In the paper, the research team studied a strain of Escherichia coli (E. coli) that was made to depend on a synthetic nutrient for its survival, a method known as synthetic auxotrophy. They found that the strain remained stable and maintained this dependence when grown for 100 days.
"You can take enzymes that the bacteria need to grow and make them depend on a man made building block, something it will never see in nature," said Kunjapur.
The work builds on previous research in the Church lab at Harvard Medical School, where most of this research was conducted and where Kunjapur completed postdoctoral work. In that study, the research team showed that if one enzyme required this synthetic building block, bacteria would quickly find a way out. But if three enzymes required the synthetic building block, the bacteria couldn't "unlock the cell door" within a 24-hour period to make a quick getaway.
"Asking the microbe to mutate its genome in precisely three different ways at the same time is too much, and it won't find that solution," said Kunjapur. "So, while the same 'key' might open all of the doors, the microbe can't be at all three doors at once to open them, so it remains contained."
The question was whether they would find a way out if given more time to grow.
In this new work, as the research team extended the study and grew the E. coli strain, nicknamed DEP, continuously for 100 days, they also applied extra stress by shrinking the amount of synthetic nutrient the bacteria received over time.
In three parallel experiments, the researchers found that the DEP E. coli was unable to find a way to "escape" or grow outside the cell. It did, however, adapt to a lower concentration -- 10 times less -- of the synthetic nutrient it needed to survive. Further, the research team found that proteins on the host cell's surface changed, which had not been seen before.

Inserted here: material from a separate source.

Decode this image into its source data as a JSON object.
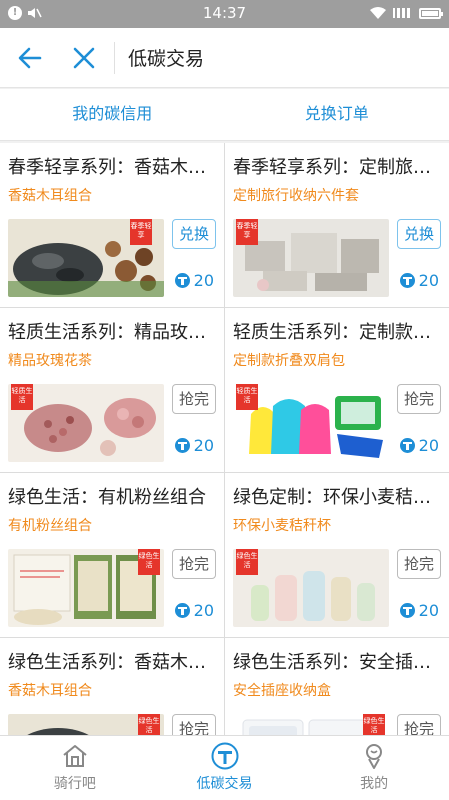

"We think that as we were decreasing the amount of the nutrients, the DEP E. coli modified the proteins on the surface of the cell that regulate how much synthetic nutrient is allowed inside in order to retain more nutrients inside and keep growing," said Kunjapur. "We were surprised because at first we didn't expect them to adapt, and then we didn't expect them to adapt in this way."
To validate their results, the team went back and engineered those same genetic traits into the original ancestor E. coli strain and discovered it was able to grow at the lower synthetic nutrient concentration from the start. This information could prove useful for scaling the experiment in the future, Kunjapur said.
In a follow-up experiment, Kunjapur's colleague Eriona Hysolli, a postdoctoral fellow in the Church lab, added the bacteria directly to mammalian cells. The results were intriguing. While the bacteria grew tremendously in the first few days, over the course of a week the bacteria just faded away, without the need for antibiotics.
"Our data show the first use of recoded bacterial strains with controllable growth in a mammalian cellular model. We are excited about the promising applications in human health like the gut microbiome," said Hysolli, a co-author on the paper.
Building on this work, Michaela Jones, a UD doctoral student in Kunjapur's lab and paper co-author, conducted additional experiments that showed the bacteria stopped growing when the synthetic nutrient was taken away, then resumed growth when the nutrient was added back. Kunjapur said these findings equip researchers with new tools to control how and when bacteria grow by regulating the nutrients they need to survive.
"Now, if you need bacteria to grow at a certain rate or time, we have a synthetic building block as a lever or knob to control that," he said.
In future work, Kunjapur plans to study the biocontained DEP E. coli strain, as well as other microbe designs, under a broader set of conditions to determine if the approach will hold up in the environment. Additionally, he is working on biomedical applications for live bacterial strains, which could be used as therapeutics, probiotics and vaccines.